As of the latest round of CDP report in mid-2014 (PDF), Microsoft was pricing carbon at $6-7 per metric ton, on the low end of corporate fee estimates that stretch up to nearly $90 for utilities such as the U.K.’s National Grid. Here is an overview from CDP with estimates on where large corporations in the U.S. and the U.K. with an internal price on carbon are setting the mark:
While Microsoft declined to comment on the precise internal carbon price the company is using, the report does leave the door open for cost appreciation:
“We see tremendous opportunity to increase the size of the carbon fee investment fund and the potential of the program,” the report noted. “Where there is demand for greater investment, we simply increase the carbon price.”
Across industries, DiPerna said that price fluctuations likely will be most correlated to a company’s regulatory and market exposure to carbon-related issues. In some cases, that could mean premiums on the higher end of the spectrum.
“$80 is not outlandish,” she said.
Paying it forward
While setting a price per ton on carbon is a process in and of itself, the next step is perhaps more appealing: deciding what to do with all that money.
Once a price is set — either through a regulatory edict or a voluntary initiative such as Microsoft’s — both public and private entities have started to pilot new models for reinvestment in different types of sustainability projects.
In California, for example, cap and trade funds are being spent on everything from building severely lacking affordable housing near public transit to high-speed rail and energy efficiency upgrades.
At Microsoft, carbon funds have paid for 60 projects in 23 countries worth more than $2 million. Tangential benefits include positive marketing, better employee buy-in on sustainability initiatives and energy cost savings. But the actual investment fund is doled out based on a formal grant application process that prioritizes several factors:

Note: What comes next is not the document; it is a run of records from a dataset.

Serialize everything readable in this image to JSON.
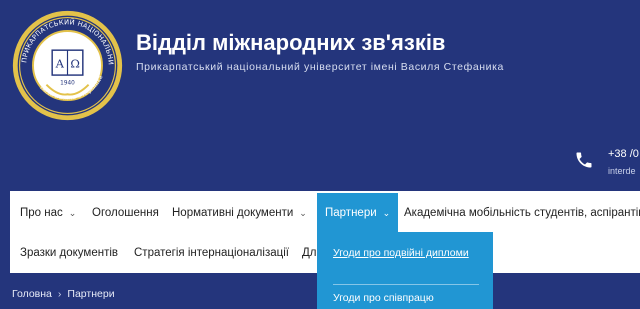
{
  "header": {
    "title": "Відділ міжнародних зв'язків",
    "subtitle": "Прикарпатський національний університет імені Василя Стефаника",
    "logo_ring_text": "ПРИКАРПАТСЬКИЙ НАЦІОНАЛЬНИЙ УНІВЕРСИТЕТ",
    "logo_bottom_text": "імені Василя Стефаника",
    "logo_year": "1940",
    "logo_letters": [
      "Α",
      "Ω"
    ]
  },
  "contact": {
    "phone": "+38 /0",
    "email": "interde"
  },
  "nav": {
    "row1": [
      {
        "label": "Про нас",
        "chevron": true
      },
      {
        "label": "Оголошення",
        "chevron": false
      },
      {
        "label": "Нормативні документи",
        "chevron": true
      },
      {
        "label": "Партнери",
        "chevron": true,
        "active": true
      },
      {
        "label": "Академічна мобільність студентів, аспірантів",
        "chevron": false
      }
    ],
    "row2": [
      {
        "label": "Зразки документів"
      },
      {
        "label": "Стратегія інтернаціоналізації"
      },
      {
        "label": "Дл"
      }
    ]
  },
  "dropdown": {
    "items": [
      "Угоди про подвійні дипломи",
      "Угоди про співпрацю"
    ]
  },
  "breadcrumb": {
    "home": "Головна",
    "separator": "›",
    "current": "Партнери"
  },
  "colors": {
    "background": "#24357c",
    "accent": "#2196d3",
    "logo_gold": "#e3c24a"
  },
  "icons": [
    "phone-icon",
    "chevron-down-icon",
    "university-logo"
  ]
}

Tangible examples of new programs that have gotten off the ground include:
Energy efficiency retrofits: Energy initiatives aimed at reining in the company’s existing footprint range from a $71,000 lighting upgrade for a 270-employee office in Bogota, Colombia (which has saved $18,000 per year and 55,000 kWh of electricity) to an overhaul of how the company approaches its $55 million in annual energy costs at its Washington headquarters, implementing an “Internet of Things meets Big Data approach” with an energy management system that ties together 38,000 sensors in 125 buildings.

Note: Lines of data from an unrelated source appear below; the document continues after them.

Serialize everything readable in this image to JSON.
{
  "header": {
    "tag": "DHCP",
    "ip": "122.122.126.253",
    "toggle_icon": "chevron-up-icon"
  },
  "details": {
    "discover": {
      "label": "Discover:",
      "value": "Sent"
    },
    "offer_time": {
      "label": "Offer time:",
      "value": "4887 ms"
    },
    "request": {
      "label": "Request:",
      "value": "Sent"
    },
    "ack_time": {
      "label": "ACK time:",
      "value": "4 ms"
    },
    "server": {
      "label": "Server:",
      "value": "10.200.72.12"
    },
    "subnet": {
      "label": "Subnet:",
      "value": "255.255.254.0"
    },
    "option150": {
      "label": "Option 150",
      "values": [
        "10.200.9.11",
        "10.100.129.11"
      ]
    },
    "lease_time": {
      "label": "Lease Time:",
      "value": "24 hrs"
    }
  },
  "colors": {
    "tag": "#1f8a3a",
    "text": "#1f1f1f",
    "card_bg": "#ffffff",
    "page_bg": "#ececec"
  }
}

Renewable energy: The company has focused on long-term power purchase agreements, such as a 20-year, 110 MW wind project in Texas. Microsoft also buys short-term renewable energy credits for renewable sources including biomass, geothermal, hydro, landfill gas and wind energy.

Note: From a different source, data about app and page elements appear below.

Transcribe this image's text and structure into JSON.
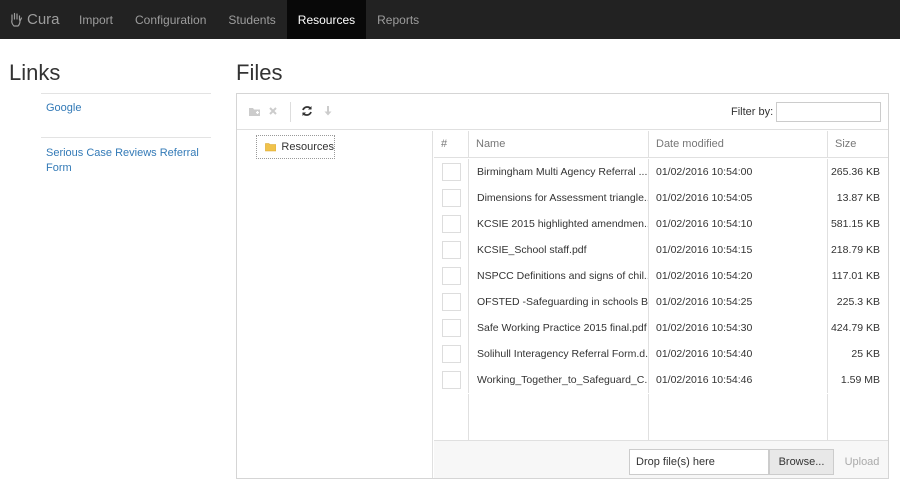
{
  "navbar": {
    "brand": "Cura",
    "items": [
      {
        "label": "Import",
        "active": false
      },
      {
        "label": "Configuration",
        "active": false
      },
      {
        "label": "Students",
        "active": false
      },
      {
        "label": "Resources",
        "active": true
      },
      {
        "label": "Reports",
        "active": false
      }
    ]
  },
  "links": {
    "title": "Links",
    "items": [
      "Google",
      "Serious Case Reviews Referral Form"
    ]
  },
  "files": {
    "title": "Files",
    "filter_label": "Filter by:",
    "filter_value": "",
    "tree": {
      "root": "Resources"
    },
    "columns": {
      "select": "#",
      "name": "Name",
      "date": "Date modified",
      "size": "Size"
    },
    "rows": [
      {
        "name": "Birmingham Multi Agency Referral ...",
        "date": "01/02/2016 10:54:00",
        "size": "265.36 KB"
      },
      {
        "name": "Dimensions for Assessment triangle...",
        "date": "01/02/2016 10:54:05",
        "size": "13.87 KB"
      },
      {
        "name": "KCSIE 2015 highlighted amendmen...",
        "date": "01/02/2016 10:54:10",
        "size": "581.15 KB"
      },
      {
        "name": "KCSIE_School staff.pdf",
        "date": "01/02/2016 10:54:15",
        "size": "218.79 KB"
      },
      {
        "name": "NSPCC Definitions and signs of chil...",
        "date": "01/02/2016 10:54:20",
        "size": "117.01 KB"
      },
      {
        "name": "OFSTED -Safeguarding in schools B...",
        "date": "01/02/2016 10:54:25",
        "size": "225.3 KB"
      },
      {
        "name": "Safe Working Practice 2015 final.pdf",
        "date": "01/02/2016 10:54:30",
        "size": "424.79 KB"
      },
      {
        "name": "Solihull Interagency Referral Form.d...",
        "date": "01/02/2016 10:54:40",
        "size": "25 KB"
      },
      {
        "name": "Working_Together_to_Safeguard_C...",
        "date": "01/02/2016 10:54:46",
        "size": "1.59 MB"
      }
    ],
    "upload": {
      "drop_label": "Drop file(s) here",
      "browse_label": "Browse...",
      "upload_label": "Upload"
    },
    "icons": [
      "new-folder-icon",
      "delete-icon",
      "refresh-icon",
      "download-icon",
      "folder-icon"
    ],
    "colors": {
      "folder": "#f0c24b",
      "link": "#337ab7",
      "navbar": "#222222"
    }
  }
}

Electronic waste recycling: A Microsoft IT Asset Disposition Program set up in July 2011 has recycled 400,000 assets (phones, printers, keyboards) and reused 350,000 assets in the U.S. alone. For the 2015 fiscal year, the company is directing $15 for each of its 97,000 employees to the program, which pencils out to almost $1.5 million.
Carbon offsets with community socioeconomic impact: When looking to offset its enduring carbon emissions, Microsoft prioritizes projects in developing countries with potential to scale. That includes efforts such as preserving 47,000 hectacres of carbon-dense rainforest in Borneo at risk of deforestation in palm oil sourcing or investing in water filters and cookstoves in Guatemala to reduce wood fuel costs and incidence of disease.
In the future, the company notes in the report that it plans to more aggressively pursue on-site renewable energy and other larger-scale investment projects.
“Microsoft has been a pioneer in facing the facts, which are that climate change is happening and is going to mean a certain amount of change in the economy,” DiPerna said. “Companies need to know what the hidden costs are.”